For Immediate Release Wednesday, September 13, 2000
Washington DC - The U.S. Department of Justice Office of Community Oriented Policing Services (COPS) today announced $1.3 million in grants to improve 3-1-1 non-emergency phone services in three communities. Orange County, Fla. will receive $500,000; Austin, Texas will receive $381,000; and Framingham, Mass. will receive $459,000 under this grant program.
"These grants are a continuation of our efforts to provide additional technology resources to local law enforcement while improving our commitment to community government," said Attorney General Janet Reno. "The 3-1-1 system creates a non-emergency alternative to 9-1-1, allowing all calls to be handled more efficiently and increasing safety in our neighborhoods."
"Across the country, communities find that 9-1-1 is overloaded and response times are slow," said COPS Director Thomas C. Frazier. "Our research shows that 3-1-1 can reduce calls by more than 30 percent, allowing faster responses to 9-1-1 calls. It also allows helps create more discretionary time for officers so that they can engage in problem-solving and community oriented policing, rather than response-driven policing."
The public safety design of 3-1-1 focuses on creating a destination for non-emergency public safety concerns. This will free up the 9-1-1 systems to handle the life-threatening emergency calls that it was original designed to handle.
Funds awarded will go to purchasing equipment, training, technical assistance, and the creation of a lessons learned document by each agency, as well as local level process and impact evaluations.
The COPS program is the Administration's initiative to add 100,000 officers to the beat and advance community policing nation-wide.
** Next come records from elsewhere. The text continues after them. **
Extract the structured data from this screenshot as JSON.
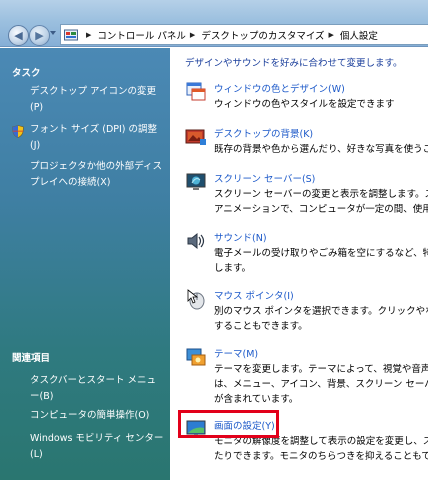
{
  "address": {
    "crumbs": [
      "コントロール パネル",
      "デスクトップのカスタマイズ",
      "個人設定"
    ]
  },
  "sidebar": {
    "tasks_header": "タスク",
    "tasks": [
      "デスクトップ アイコンの変更(P)",
      "フォント サイズ (DPI) の調整(J)",
      "プロジェクタか他の外部ディスプレイへの接続(X)"
    ],
    "related_header": "関連項目",
    "related": [
      "タスクバーとスタート メニュー(B)",
      "コンピュータの簡単操作(O)",
      "Windows モビリティ センター(L)"
    ]
  },
  "main": {
    "intro": "デザインやサウンドを好みに合わせて変更します。",
    "items": [
      {
        "title": "ウィンドウの色とデザイン(W)",
        "desc": "ウィンドウの色やスタイルを設定できます"
      },
      {
        "title": "デスクトップの背景(K)",
        "desc": "既存の背景や色から選んだり、好きな写真を使うこ"
      },
      {
        "title": "スクリーン セーバー(S)",
        "desc": "スクリーン セーバーの変更と表示を調整します。ス\nアニメーションで、コンピュータが一定の間、使用"
      },
      {
        "title": "サウンド(N)",
        "desc": "電子メールの受け取りやごみ箱を空にするなど、特定\nします。"
      },
      {
        "title": "マウス ポインタ(I)",
        "desc": "別のマウス ポインタを選択できます。クリックやな\nすることもできます。"
      },
      {
        "title": "テーマ(M)",
        "desc": "テーマを変更します。テーマによって、視覚や音声\nは、メニュー、アイコン、背景、スクリーン セーバ\nが含まれています。"
      },
      {
        "title": "画面の設定(Y)",
        "desc": "モニタの解像度を調整して表示の設定を変更し、ス\nたりできます。モニタのちらつきを抑えることもでき"
      }
    ]
  },
  "colors": {
    "link": "#1c59c9",
    "intro": "#1b3f9c",
    "highlight": "#e2001a",
    "sidebar_top": "#4b89b5",
    "sidebar_bottom": "#2a7670"
  }
}
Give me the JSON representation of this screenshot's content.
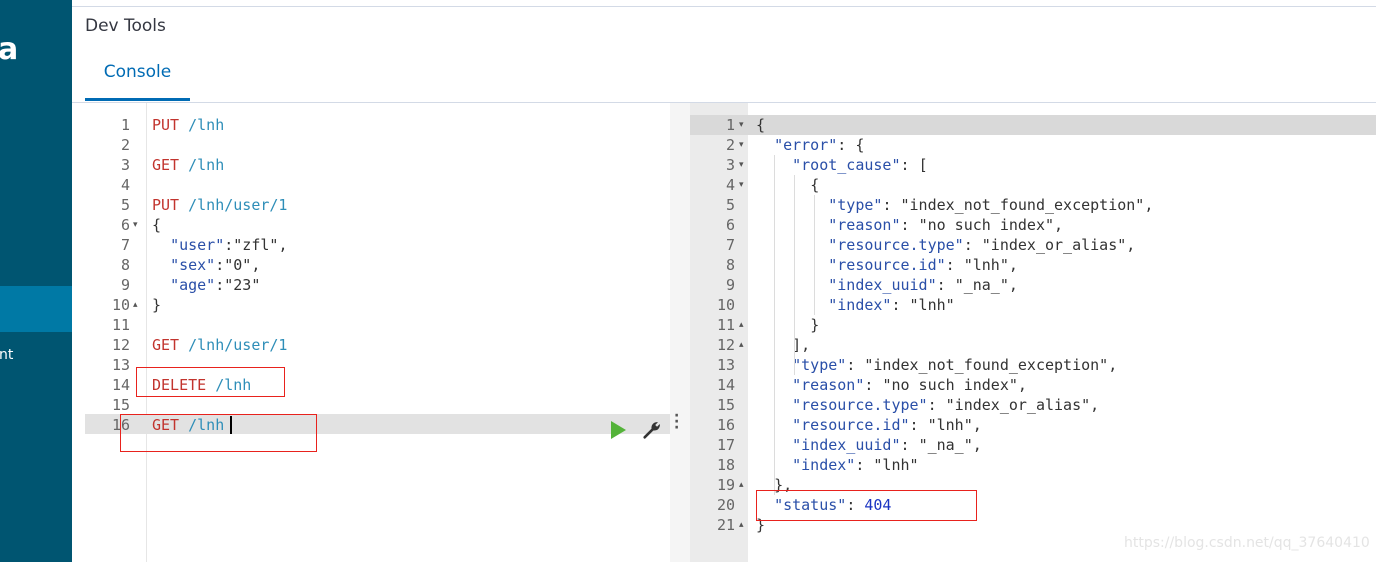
{
  "sidebar": {
    "logo_fragment": "a",
    "nav_fragment": "nt",
    "colors": {
      "background": "#005571",
      "active": "#0079a5"
    }
  },
  "header": {
    "title": "Dev Tools",
    "tabs": [
      {
        "label": "Console",
        "active": true
      }
    ],
    "accent_color": "#006bb4"
  },
  "request_editor": {
    "lines": [
      {
        "n": "1",
        "method": "PUT",
        "path": " /lnh"
      },
      {
        "n": "2"
      },
      {
        "n": "3",
        "method": "GET",
        "path": " /lnh"
      },
      {
        "n": "4"
      },
      {
        "n": "5",
        "method": "PUT",
        "path": " /lnh/user/1"
      },
      {
        "n": "6",
        "text": "{",
        "fold": "open"
      },
      {
        "n": "7",
        "text": "  \"user\":\"zfl\","
      },
      {
        "n": "8",
        "text": "  \"sex\":\"0\","
      },
      {
        "n": "9",
        "text": "  \"age\":\"23\""
      },
      {
        "n": "10",
        "text": "}",
        "fold": "close"
      },
      {
        "n": "11"
      },
      {
        "n": "12",
        "method": "GET",
        "path": " /lnh/user/1"
      },
      {
        "n": "13"
      },
      {
        "n": "14",
        "method": "DELETE",
        "path": " /lnh"
      },
      {
        "n": "15"
      },
      {
        "n": "16",
        "method": "GET",
        "path": " /lnh",
        "active": true
      }
    ],
    "actions": {
      "run_icon": "play-icon",
      "settings_icon": "wrench-icon"
    }
  },
  "response_editor": {
    "lines": [
      {
        "n": "1",
        "text": "{",
        "fold": "open"
      },
      {
        "n": "2",
        "text": "  \"error\": {",
        "fold": "open"
      },
      {
        "n": "3",
        "text": "    \"root_cause\": [",
        "fold": "open"
      },
      {
        "n": "4",
        "text": "      {",
        "fold": "open"
      },
      {
        "n": "5",
        "text": "        \"type\": \"index_not_found_exception\","
      },
      {
        "n": "6",
        "text": "        \"reason\": \"no such index\","
      },
      {
        "n": "7",
        "text": "        \"resource.type\": \"index_or_alias\","
      },
      {
        "n": "8",
        "text": "        \"resource.id\": \"lnh\","
      },
      {
        "n": "9",
        "text": "        \"index_uuid\": \"_na_\","
      },
      {
        "n": "10",
        "text": "        \"index\": \"lnh\""
      },
      {
        "n": "11",
        "text": "      }",
        "fold": "close"
      },
      {
        "n": "12",
        "text": "    ],",
        "fold": "close"
      },
      {
        "n": "13",
        "text": "    \"type\": \"index_not_found_exception\","
      },
      {
        "n": "14",
        "text": "    \"reason\": \"no such index\","
      },
      {
        "n": "15",
        "text": "    \"resource.type\": \"index_or_alias\","
      },
      {
        "n": "16",
        "text": "    \"resource.id\": \"lnh\","
      },
      {
        "n": "17",
        "text": "    \"index_uuid\": \"_na_\","
      },
      {
        "n": "18",
        "text": "    \"index\": \"lnh\""
      },
      {
        "n": "19",
        "text": "  },",
        "fold": "close"
      },
      {
        "n": "20",
        "text": "  \"status\": 404"
      },
      {
        "n": "21",
        "text": "}",
        "fold": "close"
      }
    ]
  },
  "watermark": "https://blog.csdn.net/qq_37640410",
  "annotation_color": "#e8221d"
}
Community policing is a crime fighting strategy that encourages law enforcement to work in partnership with the community to identify and reduce crime problems.
To date, the COPS program has funded more than 109,000 officers. President Clinton has proposed continuing the COPS program for an additional five years to add up to 50,000 more officers to local communities.